Individuals with cognitive disabilities often fall victim to discrimination, and even violence, due to stigmas and inefficient legal standards. This paper seeks to affirm equal rights for all individuals, grounding this argument in the idea that every person deserves the same human and religious rights, regardless of mental capacities, under the assumption that human dignity is something inherent to all humans since we are all created via Imago Dei, or “in the image of God”. The first part of this paper takes on traditional philosophies frequently used to justify the concept of human dignity, such as those of Aristotle and Kant, which value thought but do not adequately affirm the dignity or protect the rights of those whose reasoning is impaired. The theological concept of Imago Dei disregards differences in mental capacities, providing stronger justification for equivalent human dignity, and therefore, more adequately protects human rights. The second part of this paper uncovers the inexcusable amount of discrimination disabled persons suffer within communities committed to Imago Dei, like within the Christian Church. This indicates that commitment to the theology isn’t in itself enough. I suggest that here we discover the importance of religious ritual and total inclusion in the forming of religious community and protection of rights. The discrimination in society and exclusion from the community of believers in the Christian church takes away this inherent dignity. The responsibility rests with reasoning individuals to affirm the deserved dignity of those who lack the ability to affirm it for themselves.
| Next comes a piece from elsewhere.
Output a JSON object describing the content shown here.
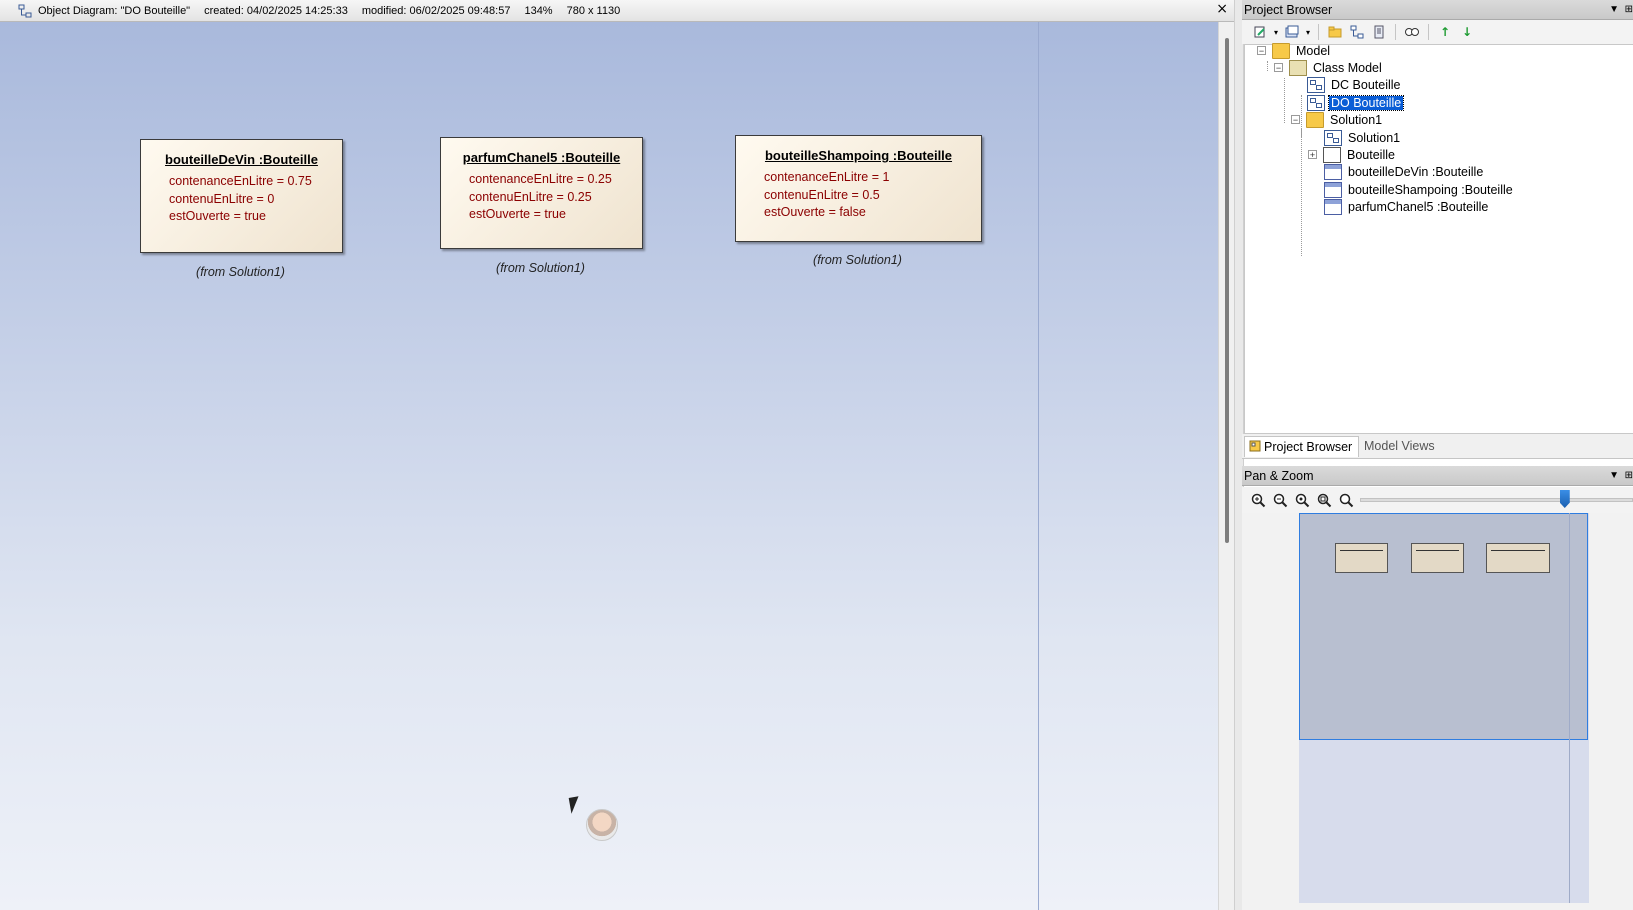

Justison, Taylor, "In His Image: A Question of Creation and Humanity's right to Human Dignity." (2018). Symposium on Undergraduate Research and Creative Expression (SOURCE). 713.